(Collected data)
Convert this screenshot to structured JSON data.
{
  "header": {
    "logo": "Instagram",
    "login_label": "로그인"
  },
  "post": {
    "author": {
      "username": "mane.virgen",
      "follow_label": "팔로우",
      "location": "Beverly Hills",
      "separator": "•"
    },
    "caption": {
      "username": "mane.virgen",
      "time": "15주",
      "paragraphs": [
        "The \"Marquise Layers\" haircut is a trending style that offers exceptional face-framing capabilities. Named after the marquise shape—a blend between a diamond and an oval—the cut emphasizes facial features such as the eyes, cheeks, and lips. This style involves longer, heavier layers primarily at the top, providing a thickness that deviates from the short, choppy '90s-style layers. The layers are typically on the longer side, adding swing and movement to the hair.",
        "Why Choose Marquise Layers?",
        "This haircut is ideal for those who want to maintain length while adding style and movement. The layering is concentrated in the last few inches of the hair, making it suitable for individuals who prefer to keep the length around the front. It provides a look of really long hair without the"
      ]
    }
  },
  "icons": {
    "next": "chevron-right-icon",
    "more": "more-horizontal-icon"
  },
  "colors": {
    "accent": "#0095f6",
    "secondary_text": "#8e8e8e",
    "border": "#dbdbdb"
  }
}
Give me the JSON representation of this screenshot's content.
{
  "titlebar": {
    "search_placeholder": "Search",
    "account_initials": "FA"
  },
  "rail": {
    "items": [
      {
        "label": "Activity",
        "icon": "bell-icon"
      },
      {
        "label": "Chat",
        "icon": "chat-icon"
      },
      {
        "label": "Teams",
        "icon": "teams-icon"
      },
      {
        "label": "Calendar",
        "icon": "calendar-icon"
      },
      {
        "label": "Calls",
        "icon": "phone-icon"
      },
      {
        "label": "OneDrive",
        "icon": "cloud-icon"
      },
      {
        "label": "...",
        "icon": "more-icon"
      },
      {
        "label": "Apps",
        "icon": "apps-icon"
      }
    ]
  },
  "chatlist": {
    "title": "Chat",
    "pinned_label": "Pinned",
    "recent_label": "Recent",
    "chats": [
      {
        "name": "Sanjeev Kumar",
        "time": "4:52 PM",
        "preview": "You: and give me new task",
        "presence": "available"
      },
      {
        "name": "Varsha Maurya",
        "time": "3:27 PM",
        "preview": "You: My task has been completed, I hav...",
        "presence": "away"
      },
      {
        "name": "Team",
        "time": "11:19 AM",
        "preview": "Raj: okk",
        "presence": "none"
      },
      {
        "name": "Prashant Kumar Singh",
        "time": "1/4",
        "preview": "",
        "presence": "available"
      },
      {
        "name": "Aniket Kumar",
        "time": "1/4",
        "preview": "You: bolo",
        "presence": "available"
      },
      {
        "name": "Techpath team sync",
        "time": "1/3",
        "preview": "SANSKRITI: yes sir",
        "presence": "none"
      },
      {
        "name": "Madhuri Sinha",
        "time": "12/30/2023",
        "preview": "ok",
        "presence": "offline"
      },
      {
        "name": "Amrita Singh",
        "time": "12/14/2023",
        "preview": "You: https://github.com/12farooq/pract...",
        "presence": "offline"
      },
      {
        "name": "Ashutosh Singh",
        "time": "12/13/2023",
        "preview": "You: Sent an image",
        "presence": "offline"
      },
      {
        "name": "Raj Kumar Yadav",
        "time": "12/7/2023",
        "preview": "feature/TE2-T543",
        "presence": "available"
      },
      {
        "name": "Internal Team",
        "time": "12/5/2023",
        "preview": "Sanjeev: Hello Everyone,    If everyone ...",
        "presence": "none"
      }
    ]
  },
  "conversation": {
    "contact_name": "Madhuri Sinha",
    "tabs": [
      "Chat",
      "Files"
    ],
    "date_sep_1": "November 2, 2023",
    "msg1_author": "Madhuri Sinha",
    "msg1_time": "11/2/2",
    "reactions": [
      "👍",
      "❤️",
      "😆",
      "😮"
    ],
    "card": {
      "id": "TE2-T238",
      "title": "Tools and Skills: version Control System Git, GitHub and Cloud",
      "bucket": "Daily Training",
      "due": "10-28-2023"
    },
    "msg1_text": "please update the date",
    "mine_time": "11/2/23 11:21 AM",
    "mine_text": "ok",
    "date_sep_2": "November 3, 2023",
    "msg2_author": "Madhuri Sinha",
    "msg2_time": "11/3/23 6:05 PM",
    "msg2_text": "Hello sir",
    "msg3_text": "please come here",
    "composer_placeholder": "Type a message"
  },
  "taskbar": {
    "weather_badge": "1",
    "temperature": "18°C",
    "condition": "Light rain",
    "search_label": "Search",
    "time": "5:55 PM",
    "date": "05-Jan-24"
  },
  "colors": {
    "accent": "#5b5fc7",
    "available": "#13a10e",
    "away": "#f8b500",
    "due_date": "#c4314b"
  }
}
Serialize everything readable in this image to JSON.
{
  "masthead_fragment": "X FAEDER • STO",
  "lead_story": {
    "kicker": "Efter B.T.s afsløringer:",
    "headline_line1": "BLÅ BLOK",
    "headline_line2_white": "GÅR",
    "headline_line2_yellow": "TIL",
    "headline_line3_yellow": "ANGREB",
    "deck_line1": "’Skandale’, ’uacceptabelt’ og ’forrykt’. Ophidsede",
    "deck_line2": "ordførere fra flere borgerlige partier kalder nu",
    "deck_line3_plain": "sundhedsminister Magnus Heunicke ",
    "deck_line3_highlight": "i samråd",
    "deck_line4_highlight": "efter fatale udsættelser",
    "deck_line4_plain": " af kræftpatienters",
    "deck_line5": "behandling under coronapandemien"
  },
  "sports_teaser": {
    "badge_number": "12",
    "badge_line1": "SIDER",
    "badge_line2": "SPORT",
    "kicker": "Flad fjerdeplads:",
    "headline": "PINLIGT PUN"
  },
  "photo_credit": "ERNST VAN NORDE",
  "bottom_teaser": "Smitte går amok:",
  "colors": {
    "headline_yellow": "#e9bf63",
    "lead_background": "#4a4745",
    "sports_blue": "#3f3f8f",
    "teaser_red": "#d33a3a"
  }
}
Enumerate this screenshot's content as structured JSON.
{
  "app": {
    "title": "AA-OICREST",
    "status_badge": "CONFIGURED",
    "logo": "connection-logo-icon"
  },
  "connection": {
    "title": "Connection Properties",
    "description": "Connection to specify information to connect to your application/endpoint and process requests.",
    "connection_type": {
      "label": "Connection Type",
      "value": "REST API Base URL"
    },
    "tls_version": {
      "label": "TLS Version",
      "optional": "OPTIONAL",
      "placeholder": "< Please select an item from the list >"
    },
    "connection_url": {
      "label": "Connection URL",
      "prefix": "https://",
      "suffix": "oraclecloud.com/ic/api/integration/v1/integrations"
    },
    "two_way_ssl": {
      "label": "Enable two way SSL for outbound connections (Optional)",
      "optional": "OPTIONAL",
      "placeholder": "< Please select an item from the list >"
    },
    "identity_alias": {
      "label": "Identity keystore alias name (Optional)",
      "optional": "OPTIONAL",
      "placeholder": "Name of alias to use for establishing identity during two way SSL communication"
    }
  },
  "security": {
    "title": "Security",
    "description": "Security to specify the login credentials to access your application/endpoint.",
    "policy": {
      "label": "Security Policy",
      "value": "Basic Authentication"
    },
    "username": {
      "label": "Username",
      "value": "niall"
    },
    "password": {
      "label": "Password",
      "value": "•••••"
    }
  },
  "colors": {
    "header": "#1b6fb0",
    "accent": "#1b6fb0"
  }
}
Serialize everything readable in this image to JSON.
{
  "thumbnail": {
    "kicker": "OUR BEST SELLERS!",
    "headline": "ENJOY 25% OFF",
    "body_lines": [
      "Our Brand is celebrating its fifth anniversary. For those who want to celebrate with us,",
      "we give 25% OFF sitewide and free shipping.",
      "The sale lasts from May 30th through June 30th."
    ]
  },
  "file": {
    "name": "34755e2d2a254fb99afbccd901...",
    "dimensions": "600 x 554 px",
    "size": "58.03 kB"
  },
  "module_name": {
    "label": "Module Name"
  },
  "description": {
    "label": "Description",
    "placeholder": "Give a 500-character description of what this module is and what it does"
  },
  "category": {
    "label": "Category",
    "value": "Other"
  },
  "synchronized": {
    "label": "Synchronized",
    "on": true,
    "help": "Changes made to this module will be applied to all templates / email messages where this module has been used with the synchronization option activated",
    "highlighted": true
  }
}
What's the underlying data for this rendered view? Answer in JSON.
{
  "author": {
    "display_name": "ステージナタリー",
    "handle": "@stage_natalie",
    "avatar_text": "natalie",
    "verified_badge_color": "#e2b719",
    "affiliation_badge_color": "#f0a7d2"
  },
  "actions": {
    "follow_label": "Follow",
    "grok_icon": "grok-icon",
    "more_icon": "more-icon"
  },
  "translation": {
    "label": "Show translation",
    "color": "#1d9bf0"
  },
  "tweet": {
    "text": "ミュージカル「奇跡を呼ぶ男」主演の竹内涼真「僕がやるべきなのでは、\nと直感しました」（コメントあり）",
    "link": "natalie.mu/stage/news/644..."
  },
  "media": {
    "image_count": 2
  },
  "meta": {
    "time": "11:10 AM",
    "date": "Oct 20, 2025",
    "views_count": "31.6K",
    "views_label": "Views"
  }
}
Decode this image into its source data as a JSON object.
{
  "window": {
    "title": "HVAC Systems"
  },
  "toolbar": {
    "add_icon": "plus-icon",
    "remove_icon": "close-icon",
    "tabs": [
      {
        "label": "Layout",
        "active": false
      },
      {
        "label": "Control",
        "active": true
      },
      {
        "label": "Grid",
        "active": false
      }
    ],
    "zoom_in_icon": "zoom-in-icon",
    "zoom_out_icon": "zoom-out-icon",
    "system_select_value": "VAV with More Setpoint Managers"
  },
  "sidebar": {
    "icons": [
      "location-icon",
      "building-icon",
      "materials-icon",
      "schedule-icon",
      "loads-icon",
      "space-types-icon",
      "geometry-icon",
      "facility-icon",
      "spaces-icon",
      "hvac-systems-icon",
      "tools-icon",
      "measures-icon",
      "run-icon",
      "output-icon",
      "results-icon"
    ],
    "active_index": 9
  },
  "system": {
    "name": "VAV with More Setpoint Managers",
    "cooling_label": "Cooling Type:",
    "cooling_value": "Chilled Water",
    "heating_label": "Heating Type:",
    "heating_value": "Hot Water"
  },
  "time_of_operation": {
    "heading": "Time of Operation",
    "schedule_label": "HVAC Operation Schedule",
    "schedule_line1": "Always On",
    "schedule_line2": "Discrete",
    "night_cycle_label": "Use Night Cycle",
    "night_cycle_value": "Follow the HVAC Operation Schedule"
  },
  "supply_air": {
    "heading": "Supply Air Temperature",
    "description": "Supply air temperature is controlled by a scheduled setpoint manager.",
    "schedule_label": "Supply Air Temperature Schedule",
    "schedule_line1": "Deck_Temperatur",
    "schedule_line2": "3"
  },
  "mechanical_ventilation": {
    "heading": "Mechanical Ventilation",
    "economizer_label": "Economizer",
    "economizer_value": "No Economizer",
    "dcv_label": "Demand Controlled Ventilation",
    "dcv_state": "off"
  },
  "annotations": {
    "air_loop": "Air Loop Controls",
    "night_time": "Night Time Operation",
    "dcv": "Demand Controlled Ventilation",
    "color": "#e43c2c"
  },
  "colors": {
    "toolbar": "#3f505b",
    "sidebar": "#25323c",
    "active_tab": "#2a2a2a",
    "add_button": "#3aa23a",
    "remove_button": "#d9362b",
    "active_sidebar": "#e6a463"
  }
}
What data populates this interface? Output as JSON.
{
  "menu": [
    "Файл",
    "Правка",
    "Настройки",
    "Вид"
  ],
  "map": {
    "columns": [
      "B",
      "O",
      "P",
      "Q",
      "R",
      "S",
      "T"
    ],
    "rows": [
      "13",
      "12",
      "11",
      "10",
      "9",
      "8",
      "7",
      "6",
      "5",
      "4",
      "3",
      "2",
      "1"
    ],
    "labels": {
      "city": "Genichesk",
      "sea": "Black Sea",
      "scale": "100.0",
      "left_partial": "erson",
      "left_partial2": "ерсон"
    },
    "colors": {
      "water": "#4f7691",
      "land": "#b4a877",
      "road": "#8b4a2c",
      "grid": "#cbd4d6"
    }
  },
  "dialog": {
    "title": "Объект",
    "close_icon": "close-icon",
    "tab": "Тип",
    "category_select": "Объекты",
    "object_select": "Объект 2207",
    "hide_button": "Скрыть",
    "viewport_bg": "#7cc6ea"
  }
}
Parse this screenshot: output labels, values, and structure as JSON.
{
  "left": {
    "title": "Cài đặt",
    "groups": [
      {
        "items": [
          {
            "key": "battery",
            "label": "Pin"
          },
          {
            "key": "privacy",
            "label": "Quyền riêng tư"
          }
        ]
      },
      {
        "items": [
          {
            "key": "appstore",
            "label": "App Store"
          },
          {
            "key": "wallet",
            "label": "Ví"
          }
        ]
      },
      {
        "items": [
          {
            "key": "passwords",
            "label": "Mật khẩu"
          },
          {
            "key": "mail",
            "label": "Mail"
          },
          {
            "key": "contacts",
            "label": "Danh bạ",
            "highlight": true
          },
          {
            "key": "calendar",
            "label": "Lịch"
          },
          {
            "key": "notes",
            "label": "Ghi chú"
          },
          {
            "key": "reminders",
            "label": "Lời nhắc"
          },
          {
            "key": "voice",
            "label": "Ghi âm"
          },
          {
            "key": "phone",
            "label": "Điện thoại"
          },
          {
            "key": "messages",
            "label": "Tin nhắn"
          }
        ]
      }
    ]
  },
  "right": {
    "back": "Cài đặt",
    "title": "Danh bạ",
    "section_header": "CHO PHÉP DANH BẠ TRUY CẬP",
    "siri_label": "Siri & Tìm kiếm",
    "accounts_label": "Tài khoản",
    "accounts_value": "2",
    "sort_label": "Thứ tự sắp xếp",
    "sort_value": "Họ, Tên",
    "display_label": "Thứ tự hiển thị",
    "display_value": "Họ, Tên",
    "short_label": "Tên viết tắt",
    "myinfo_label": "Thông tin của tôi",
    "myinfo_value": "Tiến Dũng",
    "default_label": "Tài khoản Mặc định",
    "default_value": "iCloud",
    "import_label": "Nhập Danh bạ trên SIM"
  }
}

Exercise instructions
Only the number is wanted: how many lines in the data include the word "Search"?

Written solution
2